If you would like more control over your energy costs, want to add value to your home and get a solid return on your investment, then you owe it to yourself to look into a home solar power system. One of the many steps in moving towards a solar system for your home is deciding if you should purchase or lease the system. Here is what you need to consider when deciding to purchase or lease a solar power system.

Option 1: Purchasing the System

1. You need a good sunny spot on your roof(s) that stays shade free from 9AM – 3PMon most days but for sure May through October.

2. The amount of (square feet) roof sunny space needs to fit enough panels to reduce your utility consumption by at least 50%. This is something that needs to be calculated in a study on your home. Good vendors will predict conservative annual system generation and not over promise.

3. You are paying in cash, financing via the PACE program or a low-interest loan and the Federal 30% Tax Credit is still in place (reducing in steps to 2023).

4. If your roof covering is good to go for the next 20 years, then all these factors will bring the shortest payoff, the best return on your investment (ROI), and free solar electricity after 5-8 years if you live in competitive market areas. That equals 12-15 years of free solar electricity!

Similar results can be reached with a ground mounted or carport system that also checks off the above four factors.

(You will still be charged by the utility company for electric delivery fees, taxes, access to the grid, and any power you still draw from them.)

Option 2:  Leasing a Solar System

1. Being shade free from 9am-3pm and a viable roof will still be desired by your vendor with some wiggle room depending on the vendor.

2. You won’t own the system so no Federal Tax Credit. The vendor should present the percentage of bill reduction they are offering you via a maximum and a minimum design accompanied by a 20-year lease payment schedule for each. From there, you can decide which design best fits your budget.

3. The primary result of leasing is an immediate reduction in what you pay your utility company with zero cash outlay. Watch for payment escalators built into your lease schedule before you commit. A good lease ensures that you pay less for your solar lease and your utility charges combined than what you would be paying without the solar system, in every year of the lease. The vendor must also have stated production and workmanship guarantees and warranties. 
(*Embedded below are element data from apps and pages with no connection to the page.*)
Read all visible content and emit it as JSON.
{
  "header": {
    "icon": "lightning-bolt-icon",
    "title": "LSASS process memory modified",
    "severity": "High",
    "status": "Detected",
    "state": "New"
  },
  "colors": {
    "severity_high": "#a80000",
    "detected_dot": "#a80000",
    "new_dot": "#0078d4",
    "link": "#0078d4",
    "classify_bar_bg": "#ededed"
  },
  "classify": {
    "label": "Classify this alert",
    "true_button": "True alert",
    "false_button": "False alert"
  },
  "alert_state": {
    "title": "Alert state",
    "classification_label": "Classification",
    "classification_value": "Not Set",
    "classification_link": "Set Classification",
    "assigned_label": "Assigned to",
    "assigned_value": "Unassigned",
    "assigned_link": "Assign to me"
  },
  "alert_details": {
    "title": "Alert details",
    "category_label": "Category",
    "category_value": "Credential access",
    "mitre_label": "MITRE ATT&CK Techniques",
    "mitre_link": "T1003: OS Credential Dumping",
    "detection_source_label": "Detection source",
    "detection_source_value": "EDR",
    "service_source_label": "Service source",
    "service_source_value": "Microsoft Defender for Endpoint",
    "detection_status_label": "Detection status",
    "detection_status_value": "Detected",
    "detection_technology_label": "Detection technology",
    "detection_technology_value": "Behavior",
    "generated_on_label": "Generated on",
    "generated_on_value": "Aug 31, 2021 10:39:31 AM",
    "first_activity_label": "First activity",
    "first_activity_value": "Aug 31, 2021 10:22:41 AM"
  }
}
When a solar system is properly sized based on your energy profile, site conditions and financial goals, you will save money. How soon varies from project to project due to the factors outlined above.